--- START ---

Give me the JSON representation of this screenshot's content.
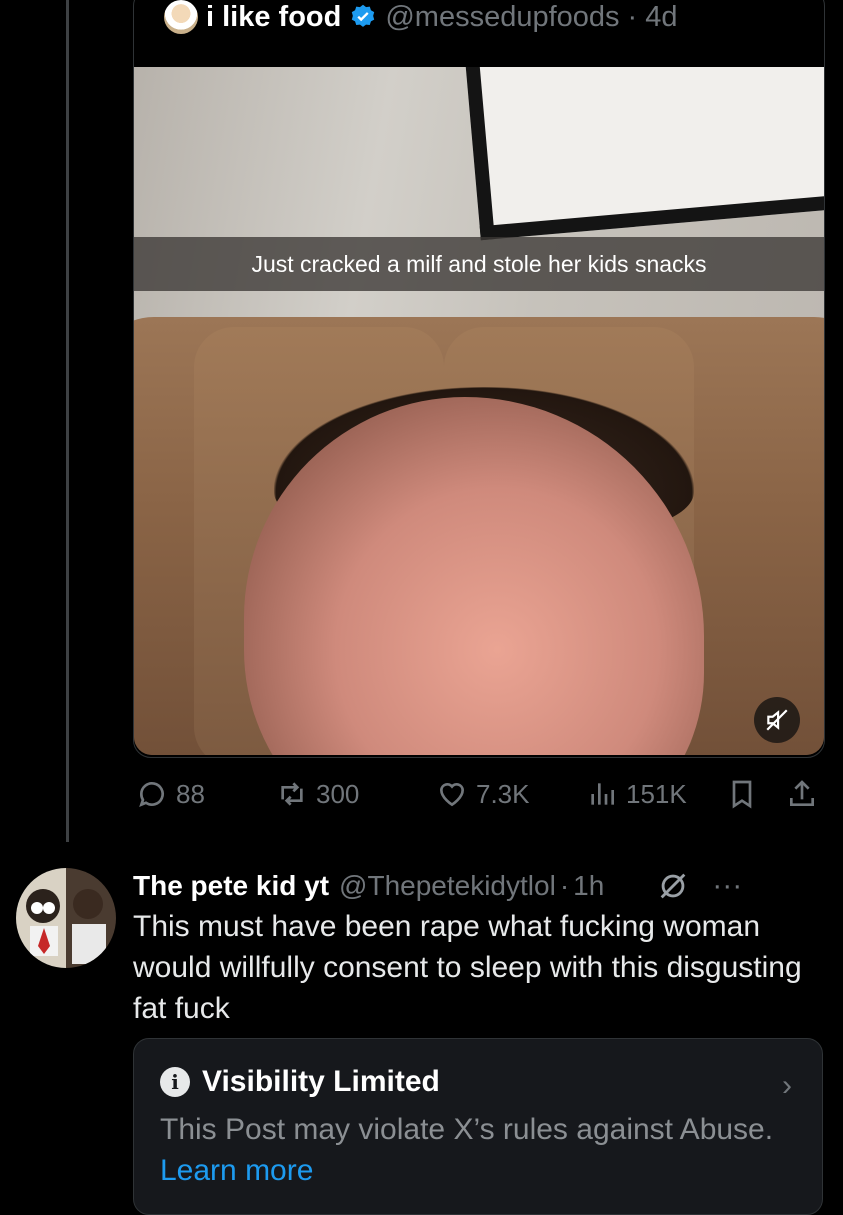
{
  "quoted": {
    "name": "i like food",
    "handle": "@messedupfoods",
    "sep": "·",
    "time": "4d",
    "caption": "Just cracked a milf and stole her kids snacks",
    "stats": {
      "replies": "88",
      "reposts": "300",
      "likes": "7.3K",
      "views": "151K"
    }
  },
  "reply": {
    "name": "The pete kid yt",
    "handle": "@Thepetekidytlol",
    "sep": "·",
    "time": "1h",
    "text": "This must have been rape what fucking woman would willfully consent to sleep with this disgusting fat fuck",
    "more": "···"
  },
  "notice": {
    "title": "Visibility Limited",
    "body": "This Post may violate X’s rules against Abuse.",
    "link": "Learn more",
    "chevron": "›"
  },
  "colors": {
    "accent": "#1d9bf0",
    "muted": "#71767b",
    "background": "#000000"
  }
}
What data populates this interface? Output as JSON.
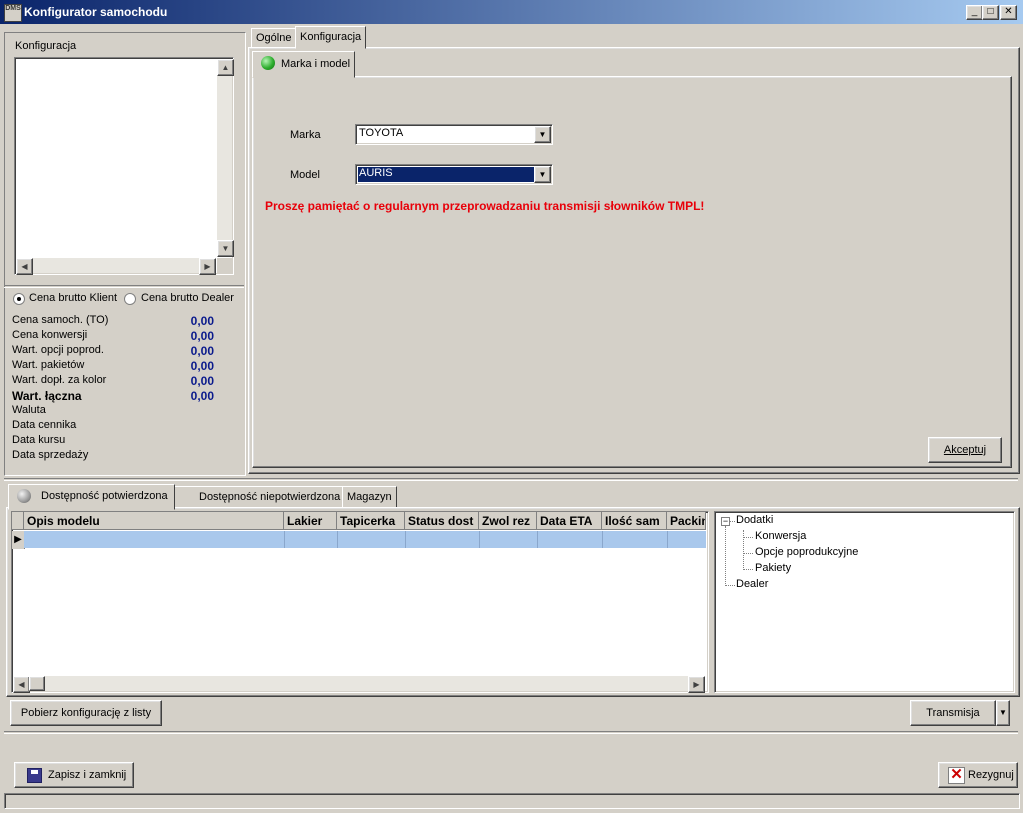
{
  "window": {
    "title": "Konfigurator samochodu",
    "app_icon_text": "DMS",
    "min_glyph": "_",
    "max_glyph": "□",
    "close_glyph": "✕"
  },
  "left_panel": {
    "list_label": "Konfiguracja",
    "radio_client": "Cena brutto Klient",
    "radio_dealer": "Cena brutto Dealer",
    "radio_selected": "client",
    "prices": [
      {
        "label": "Cena samoch. (TO)",
        "value": "0,00",
        "bold": false
      },
      {
        "label": "Cena konwersji",
        "value": "0,00",
        "bold": false
      },
      {
        "label": "Wart. opcji poprod.",
        "value": "0,00",
        "bold": false
      },
      {
        "label": "Wart. pakietów",
        "value": "0,00",
        "bold": false
      },
      {
        "label": "Wart. dopł. za kolor",
        "value": "0,00",
        "bold": false
      },
      {
        "label": "Wart. łączna",
        "value": "0,00",
        "bold": true
      }
    ],
    "info_labels": [
      "Waluta",
      "Data cennika",
      "Data kursu",
      "Data sprzedaży"
    ]
  },
  "top_tabs": {
    "tab1": "Ogólne",
    "tab2": "Konfiguracja",
    "active": "Konfiguracja"
  },
  "inner_tab": {
    "label": "Marka i model",
    "status_color": "#2fae2f"
  },
  "form": {
    "marka_label": "Marka",
    "marka_value": "TOYOTA",
    "model_label": "Model",
    "model_value": "AURIS",
    "warning": "Proszę pamiętać o regularnym przeprowadzaniu transmisji słowników TMPL!",
    "accept_button": "Akceptuj"
  },
  "bottom_tabs": {
    "tab1": "Dostępność potwierdzona",
    "tab2": "Dostępność niepotwierdzona",
    "tab3": "Magazyn"
  },
  "grid": {
    "columns": [
      "Opis modelu",
      "Lakier",
      "Tapicerka",
      "Status dost",
      "Zwol rez",
      "Data ETA",
      "Ilość sam",
      "Packin"
    ],
    "selected_row_color": "#a9c8ec"
  },
  "tree": {
    "root1": "Dodatki",
    "children": [
      "Konwersja",
      "Opcje poprodukcyjne",
      "Pakiety"
    ],
    "root2": "Dealer"
  },
  "buttons": {
    "fetch_config": "Pobierz konfigurację z listy",
    "transmission": "Transmisja",
    "save_close": "Zapisz i zamknij",
    "cancel": "Rezygnuj"
  }
}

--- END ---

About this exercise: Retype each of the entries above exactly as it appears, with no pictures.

Answer to this exercise:
Give me the JSON representation of this screenshot's content.
{
  "quoted": {
    "name": "i like food",
    "handle": "@messedupfoods",
    "sep": "·",
    "time": "4d",
    "caption": "Just cracked a milf and stole her kids snacks",
    "stats": {
      "replies": "88",
      "reposts": "300",
      "likes": "7.3K",
      "views": "151K"
    }
  },
  "reply": {
    "name": "The pete kid yt",
    "handle": "@Thepetekidytlol",
    "sep": "·",
    "time": "1h",
    "text": "This must have been rape what fucking woman would willfully consent to sleep with this disgusting fat fuck",
    "more": "···"
  },
  "notice": {
    "title": "Visibility Limited",
    "body": "This Post may violate X’s rules against Abuse.",
    "link": "Learn more",
    "chevron": "›"
  },
  "colors": {
    "accent": "#1d9bf0",
    "muted": "#71767b",
    "background": "#000000"
  }
}
What data populates this interface? Output as JSON.
{
  "window": {
    "title": "Konfigurator samochodu",
    "app_icon_text": "DMS",
    "min_glyph": "_",
    "max_glyph": "□",
    "close_glyph": "✕"
  },
  "left_panel": {
    "list_label": "Konfiguracja",
    "radio_client": "Cena brutto Klient",
    "radio_dealer": "Cena brutto Dealer",
    "radio_selected": "client",
    "prices": [
      {
        "label": "Cena samoch. (TO)",
        "value": "0,00",
        "bold": false
      },
      {
        "label": "Cena konwersji",
        "value": "0,00",
        "bold": false
      },
      {
        "label": "Wart. opcji poprod.",
        "value": "0,00",
        "bold": false
      },
      {
        "label": "Wart. pakietów",
        "value": "0,00",
        "bold": false
      },
      {
        "label": "Wart. dopł. za kolor",
        "value": "0,00",
        "bold": false
      },
      {
        "label": "Wart. łączna",
        "value": "0,00",
        "bold": true
      }
    ],
    "info_labels": [
      "Waluta",
      "Data cennika",
      "Data kursu",
      "Data sprzedaży"
    ]
  },
  "top_tabs": {
    "tab1": "Ogólne",
    "tab2": "Konfiguracja",
    "active": "Konfiguracja"
  },
  "inner_tab": {
    "label": "Marka i model",
    "status_color": "#2fae2f"
  },
  "form": {
    "marka_label": "Marka",
    "marka_value": "TOYOTA",
    "model_label": "Model",
    "model_value": "AURIS",
    "warning": "Proszę pamiętać o regularnym przeprowadzaniu transmisji słowników TMPL!",
    "accept_button": "Akceptuj"
  },
  "bottom_tabs": {
    "tab1": "Dostępność potwierdzona",
    "tab2": "Dostępność niepotwierdzona",
    "tab3": "Magazyn"
  },
  "grid": {
    "columns": [
      "Opis modelu",
      "Lakier",
      "Tapicerka",
      "Status dost",
      "Zwol rez",
      "Data ETA",
      "Ilość sam",
      "Packin"
    ],
    "selected_row_color": "#a9c8ec"
  },
  "tree": {
    "root1": "Dodatki",
    "children": [
      "Konwersja",
      "Opcje poprodukcyjne",
      "Pakiety"
    ],
    "root2": "Dealer"
  },
  "buttons": {
    "fetch_config": "Pobierz konfigurację z listy",
    "transmission": "Transmisja",
    "save_close": "Zapisz i zamknij",
    "cancel": "Rezygnuj"
  }
}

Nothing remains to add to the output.